## Exercise description
Every record below is to be copied exactly, with its images omitted.

Items from an interface collection:
::::::::::

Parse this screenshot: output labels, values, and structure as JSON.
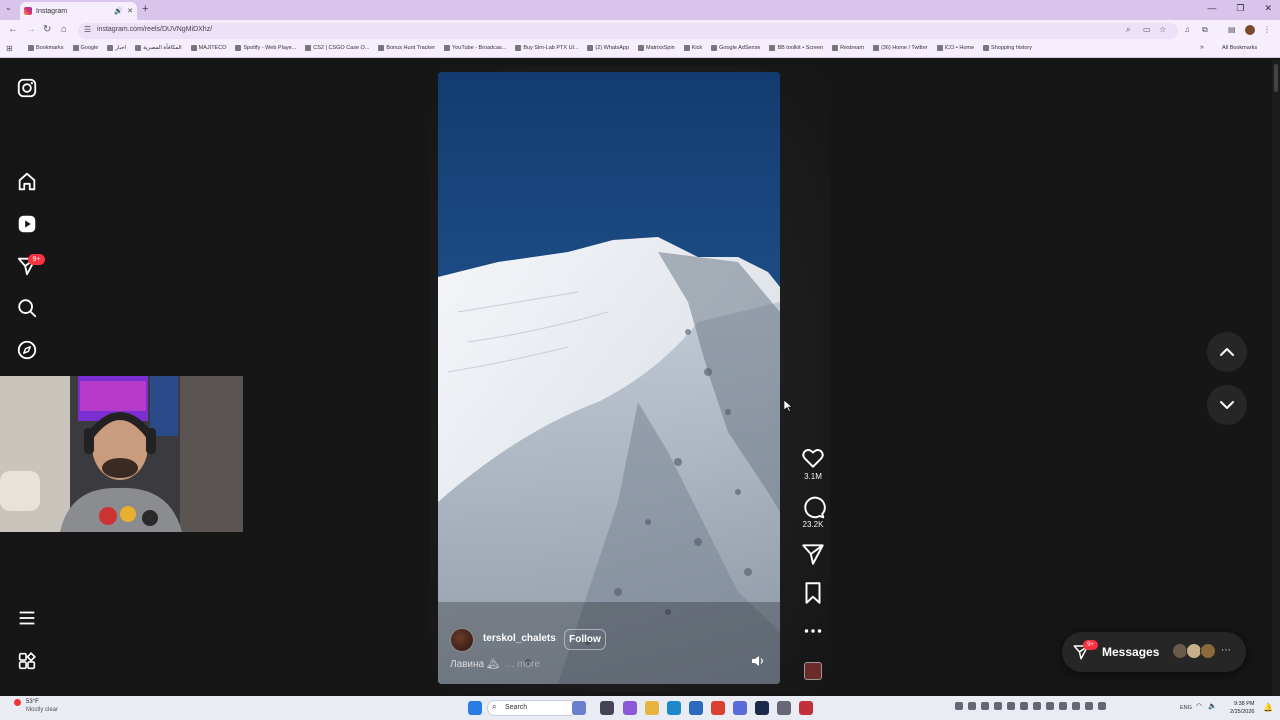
{
  "browser": {
    "tab_title": "Instagram",
    "url": "instagram.com/reels/DUVNgMiDXhz/",
    "new_tab_label": "+",
    "bookmarks": [
      "Bookmarks",
      "Google",
      "اخبار",
      "المكافأة المصرية",
      "MAJITECO",
      "Spotify - Web Playe...",
      "CS2 | CSGO Case O...",
      "Bonus Hunt Tracker",
      "YouTube - Broadcas...",
      "Buy Sim-Lab PTX Ul...",
      "(2) WhatsApp",
      "MatrixxSpin",
      "Kick",
      "Google AdSense",
      "BB toolkit • Screen",
      "Restream",
      "(36) Home / Twitter",
      "ICO • Home",
      "Shopping history"
    ],
    "all_bookmarks_label": "All Bookmarks"
  },
  "sidebar": {
    "notification_badge": "9+"
  },
  "reel": {
    "username": "terskol_chalets",
    "follow_label": "Follow",
    "caption": "Лавина 🏔",
    "more_label": "... more",
    "likes": "3.1M",
    "comments": "23.2K"
  },
  "messages": {
    "label": "Messages",
    "badge": "9+"
  },
  "taskbar": {
    "temperature": "53°F",
    "condition": "Mostly clear",
    "search_label": "Search",
    "language": "ENG",
    "time": "9:38 PM",
    "date": "2/25/2026"
  },
  "colors": {
    "background": "#161616",
    "badge": "#ff3040",
    "sky": "#1c4d85",
    "browser_frame": "#f6eefc"
  }
}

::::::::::

## Response area
Parse this screenshot: output labels, values, and structure as JSON.
{
  "browser": {
    "tab_title": "Instagram",
    "url": "instagram.com/reels/DUVNgMiDXhz/",
    "new_tab_label": "+",
    "bookmarks": [
      "Bookmarks",
      "Google",
      "اخبار",
      "المكافأة المصرية",
      "MAJITECO",
      "Spotify - Web Playe...",
      "CS2 | CSGO Case O...",
      "Bonus Hunt Tracker",
      "YouTube - Broadcas...",
      "Buy Sim-Lab PTX Ul...",
      "(2) WhatsApp",
      "MatrixxSpin",
      "Kick",
      "Google AdSense",
      "BB toolkit • Screen",
      "Restream",
      "(36) Home / Twitter",
      "ICO • Home",
      "Shopping history"
    ],
    "all_bookmarks_label": "All Bookmarks"
  },
  "sidebar": {
    "notification_badge": "9+"
  },
  "reel": {
    "username": "terskol_chalets",
    "follow_label": "Follow",
    "caption": "Лавина 🏔",
    "more_label": "... more",
    "likes": "3.1M",
    "comments": "23.2K"
  },
  "messages": {
    "label": "Messages",
    "badge": "9+"
  },
  "taskbar": {
    "temperature": "53°F",
    "condition": "Mostly clear",
    "search_label": "Search",
    "language": "ENG",
    "time": "9:38 PM",
    "date": "2/25/2026"
  },
  "colors": {
    "background": "#161616",
    "badge": "#ff3040",
    "sky": "#1c4d85",
    "browser_frame": "#f6eefc"
  }
}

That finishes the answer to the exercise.